4. Metabolic Cardio involves using intervals of strength training exercises to elevate the heart rate. A good metabolic cardio workout sequences moves like squats, lunges, kettlebell swings, pushups, squat thrusts, etc. followed by short rest periods. Metabolic cardio can simultaneously build muscle while significantly elevating your heart rate, giving you the best bang for your buck. Exercises are typically performed a little faster than they would be a in a straight-up strength workout, and you'd use lighter weights. I really like metabolic cardio. You're constantly switching up your activity, so it doesn't get boring.
Ok, so those are the facts. Of course, I'm not going to give you just the facts. I'm going to share my opinion because this is my blog.
As you see, the research indicates that HIIT and Metabolic Cardio (which is basically a form of HIIT) deliver the best 'results' scientifically, but if you hate them (and you very well might because they're hard), you won't do them. And actually doing it is more important than whatever uptick a workout you're not going to do is going to give you metabolically. Follow me?
Really, I feel very strongly that exercise should be fun. If someone is just starting out, it might not be very fun at first. Let's face it. It's not fun. But initially people don't seem to mind. They're fired up. They want to get in shape. They've been reading my blog (again, I flatter myself) and they want to be able to bounce quarters off their thighs. They think, yes! This time I'm going to do it! I'm going to get in shape! Hurrah!

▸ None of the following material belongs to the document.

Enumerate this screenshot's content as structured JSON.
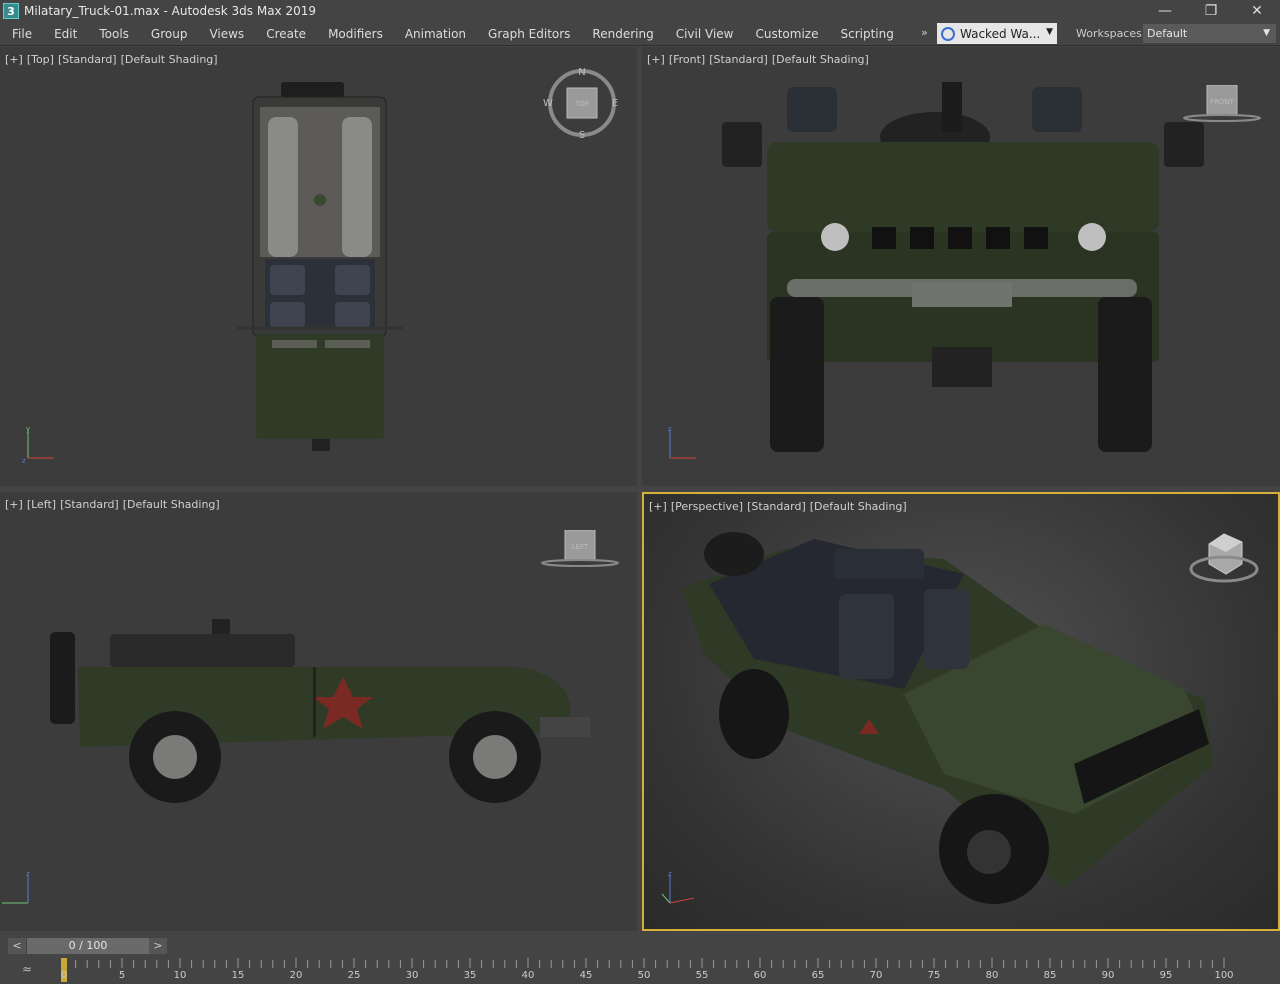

Then they go wild, do way more than they really should and wind up cripplingly sore, but it's ok. They're in the honeymoon phase. Fast forward a few days and all bets are off. They've burned out. It hurts. It's not fun because it hurts. Life has gotten in the way, and the love affair is over.

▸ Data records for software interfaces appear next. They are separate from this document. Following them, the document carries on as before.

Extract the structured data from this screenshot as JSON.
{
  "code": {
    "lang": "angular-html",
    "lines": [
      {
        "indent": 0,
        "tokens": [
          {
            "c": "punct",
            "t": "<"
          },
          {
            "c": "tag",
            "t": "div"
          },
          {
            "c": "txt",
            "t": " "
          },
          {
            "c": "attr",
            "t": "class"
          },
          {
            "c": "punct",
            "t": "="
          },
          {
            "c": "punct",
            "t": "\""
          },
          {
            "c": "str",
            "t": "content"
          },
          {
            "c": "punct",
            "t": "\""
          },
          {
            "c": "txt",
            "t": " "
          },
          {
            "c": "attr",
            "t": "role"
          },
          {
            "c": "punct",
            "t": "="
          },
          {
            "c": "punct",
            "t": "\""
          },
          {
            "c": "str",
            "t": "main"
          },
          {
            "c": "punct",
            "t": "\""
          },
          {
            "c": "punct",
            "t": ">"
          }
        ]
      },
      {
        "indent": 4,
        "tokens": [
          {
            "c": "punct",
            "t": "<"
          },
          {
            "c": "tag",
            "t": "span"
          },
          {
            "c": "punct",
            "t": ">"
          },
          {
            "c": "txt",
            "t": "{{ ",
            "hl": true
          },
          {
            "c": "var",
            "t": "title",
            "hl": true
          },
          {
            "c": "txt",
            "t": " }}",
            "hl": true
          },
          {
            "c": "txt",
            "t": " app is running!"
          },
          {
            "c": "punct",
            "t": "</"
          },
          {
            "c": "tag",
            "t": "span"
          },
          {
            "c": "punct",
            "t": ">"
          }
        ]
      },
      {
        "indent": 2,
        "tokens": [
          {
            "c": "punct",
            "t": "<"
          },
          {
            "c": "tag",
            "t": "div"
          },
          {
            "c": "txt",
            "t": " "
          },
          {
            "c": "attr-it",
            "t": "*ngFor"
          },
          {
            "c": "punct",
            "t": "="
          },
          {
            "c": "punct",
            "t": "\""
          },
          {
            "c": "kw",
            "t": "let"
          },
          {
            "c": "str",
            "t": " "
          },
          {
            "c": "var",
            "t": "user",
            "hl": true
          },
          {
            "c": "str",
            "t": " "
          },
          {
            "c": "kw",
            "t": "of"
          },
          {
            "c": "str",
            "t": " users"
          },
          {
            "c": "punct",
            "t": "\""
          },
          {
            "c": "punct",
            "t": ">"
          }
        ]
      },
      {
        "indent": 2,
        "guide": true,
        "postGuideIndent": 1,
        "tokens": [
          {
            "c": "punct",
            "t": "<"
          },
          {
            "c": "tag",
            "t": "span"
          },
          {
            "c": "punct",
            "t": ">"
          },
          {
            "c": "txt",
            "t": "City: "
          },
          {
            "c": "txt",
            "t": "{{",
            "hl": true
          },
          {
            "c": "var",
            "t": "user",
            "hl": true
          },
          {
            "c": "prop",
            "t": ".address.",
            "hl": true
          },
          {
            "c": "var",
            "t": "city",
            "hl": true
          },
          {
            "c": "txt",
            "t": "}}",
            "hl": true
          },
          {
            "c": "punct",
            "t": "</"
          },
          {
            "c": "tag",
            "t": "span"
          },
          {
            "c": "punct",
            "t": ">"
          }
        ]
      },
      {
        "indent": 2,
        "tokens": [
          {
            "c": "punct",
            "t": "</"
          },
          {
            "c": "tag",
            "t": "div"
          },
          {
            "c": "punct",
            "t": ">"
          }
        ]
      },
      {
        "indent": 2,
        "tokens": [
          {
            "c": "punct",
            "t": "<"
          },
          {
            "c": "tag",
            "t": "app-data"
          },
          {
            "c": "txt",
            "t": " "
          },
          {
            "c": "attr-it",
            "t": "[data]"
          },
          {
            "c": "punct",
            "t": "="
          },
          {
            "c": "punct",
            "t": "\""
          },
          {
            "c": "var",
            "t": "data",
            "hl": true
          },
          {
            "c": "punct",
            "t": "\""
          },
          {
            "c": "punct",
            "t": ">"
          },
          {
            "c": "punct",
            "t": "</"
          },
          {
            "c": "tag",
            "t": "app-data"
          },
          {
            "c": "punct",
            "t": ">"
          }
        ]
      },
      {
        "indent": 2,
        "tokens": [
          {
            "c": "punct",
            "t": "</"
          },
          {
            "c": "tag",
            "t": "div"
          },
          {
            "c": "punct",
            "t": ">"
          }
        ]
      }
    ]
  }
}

This is true of learning foreign languages. The beginner classes are packed. Yay! We're going to learn French! Won't this be fun? At first, it is fun. You're learning to say all kinds of useful things like where is the toilet? How much is this cheese? I like red wine!
Then the bloom falls off the rose, and it gets hard. You try to tell the waiter you don't want dessert because you're full, but what you really say is you're 'knocked up' and everyone laughs. You feel stupid. You want to quit. (I'm not saying this ever happened to me.)
But if you persevere, it gets fun again! Really fun. You learn to laugh at yourself. You become willing to look a little bit silly because the rewards are so great. You start to learn idioms and you make a funny in French. People are laughing because you're actually amusing, not just because you're inadvertently vulgar. You begin to make friends with the natives and some of them are still your friends and actually read your blog. All because you pushed through the hard parts. You persevered and got stronger, and you're glad you did.
And so it is with exercise. It hurts at first, but you go back and do it again, and you get stronger. Before you know it, you're doing things you never knew you could, and before you know it, it's fun. Research is helpful. Knowledge is helpful. You might be ready to try a few intervals here and there to take things up a notch. Push through the discomfort a little and see what happens. If you hate it, you can always scale back. But you might just get stronger, and strength is inspiring.